Summary: "From the author of the critically acclaimed biographies Diana Mosley and The Viceroy's Daughters comes a fascinating, hugely entertaining account of the Victorian women who traveled halfway around the world on the hunt for a husband.By the late nineteenth century, Britain's colonial reign seemed to know no limit--and India was the sparkling jewel in the Imperial crown. Many of Her Majesty's best and brightest young men departed for the Raj to make their careers, and their fortunes, as bureaucrats, soldiers, and businessmen. But in their wake they left behind countless young ladies who, suddenly bereft of eligible bachelors, found themselves facing an uncertain future.With nothing to lose and everything to gain, some of these women decided to follow suit and abandon their native Britain for India's exotic glamor and--with men outnumbering women by roughly four to one in the Raj--the best chance they had at finding a man.Drawing on a wealth of firsthand sources, including unpublished memoirs, letters, photographs, and diaries, Anne de Courcy brings the incredible world of "the Fishing Fleet," as these women were known, to life. In these sparkling pages, she describes the glittering whirlwind of dances, parties, amateur theatricals, picnics, tennis tournaments, cinemas, tiger shoots, and palatial banquets that awaited in the Raj, all geared toward the prospect of romance. Most of the girls were away from home for the first time, and they plunged headlong into the heady dazzle of expatriate social life; marriages were frequent.However, after the honeymoon many women were confronted with a reality that was far from the fairy tale they'd been chasing. With her signature diligence and sensitivity, de Courcy looks beyond the allure of the Raj to tell the real stories of these marriages built on convenience and unwieldy expectations. Wives were whisked away to distant outposts with few other Europeans for company. Transplanted to isolated plantations and remote towns, they endured heat, boredom, discomfort, illness, and motherhood removed from familiar comforts--a far cry from the magical world they were promised upon arrival.Rich with drama and color, The Fishing Fleet is a sumptuous, utterly compelling real-life saga of adventure, romance, and heartbreak in the heyday of the British Empire"-- Provided by publisher.Content Notes:

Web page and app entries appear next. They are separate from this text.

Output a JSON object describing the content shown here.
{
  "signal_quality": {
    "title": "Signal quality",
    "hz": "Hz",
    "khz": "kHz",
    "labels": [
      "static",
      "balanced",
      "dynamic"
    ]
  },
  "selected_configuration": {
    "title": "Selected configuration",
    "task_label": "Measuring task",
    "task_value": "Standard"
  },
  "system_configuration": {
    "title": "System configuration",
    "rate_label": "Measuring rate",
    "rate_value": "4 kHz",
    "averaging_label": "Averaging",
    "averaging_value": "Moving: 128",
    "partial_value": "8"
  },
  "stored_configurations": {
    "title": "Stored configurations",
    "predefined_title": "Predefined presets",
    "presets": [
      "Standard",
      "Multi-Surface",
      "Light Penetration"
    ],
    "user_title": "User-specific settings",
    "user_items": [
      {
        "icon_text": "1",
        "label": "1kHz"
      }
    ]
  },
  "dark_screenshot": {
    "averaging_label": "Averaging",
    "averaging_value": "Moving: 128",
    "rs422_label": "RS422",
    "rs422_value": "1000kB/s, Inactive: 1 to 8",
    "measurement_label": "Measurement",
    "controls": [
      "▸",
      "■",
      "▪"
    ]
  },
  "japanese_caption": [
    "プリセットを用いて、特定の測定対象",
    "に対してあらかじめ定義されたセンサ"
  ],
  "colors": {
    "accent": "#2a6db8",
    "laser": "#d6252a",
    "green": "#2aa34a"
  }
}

'Champagne has been known to allay sea sickness when all else failed' : The voyage out -- 'Happy hunting-ground of the single girl' : The women who went out -- 'Kisses on the boat deck' : Love at sea -- 'A Ł300-a-year man-- dead or alive' : The men they met -- 'Welcome to India' : Arrivals -- 'A hell of a heat' : The climate -- 'Parties, parties, parties' : The social whirl -- The viceroy's daughter : Elisabeth Bruce -- 'There are so many "ladies"' : Viceregal entertainments -- 'I told him it was only the moonlight' : Courtship -- 'It would be a pleasure to be in his harem, I thought' : Maharajas -- 'Us and them' : Brits and Indians -- 'I thought my heart was going to jump out of my body' : Grace Trotter -- 'Where every Jack has someone else's Jill' : The hills -- '"No" would have been unthinkable' : Engagement -- Daughter of the Raj : Bethea Field -- 'Colonels must marry' : Marriage -- 'No one will want to marry me now!' : Perils -- 'As I inspected ours I sighed a bit' : The first home -- 'But what about horses? And polo? And parties?' : Iris Butler -- 'Just lift up your skirts and you'll be all right' : Up country -- 'Cheerio, old girl' : Sheila Hingston.Notes:
Includes bibliographical references (pages 315-318) and index.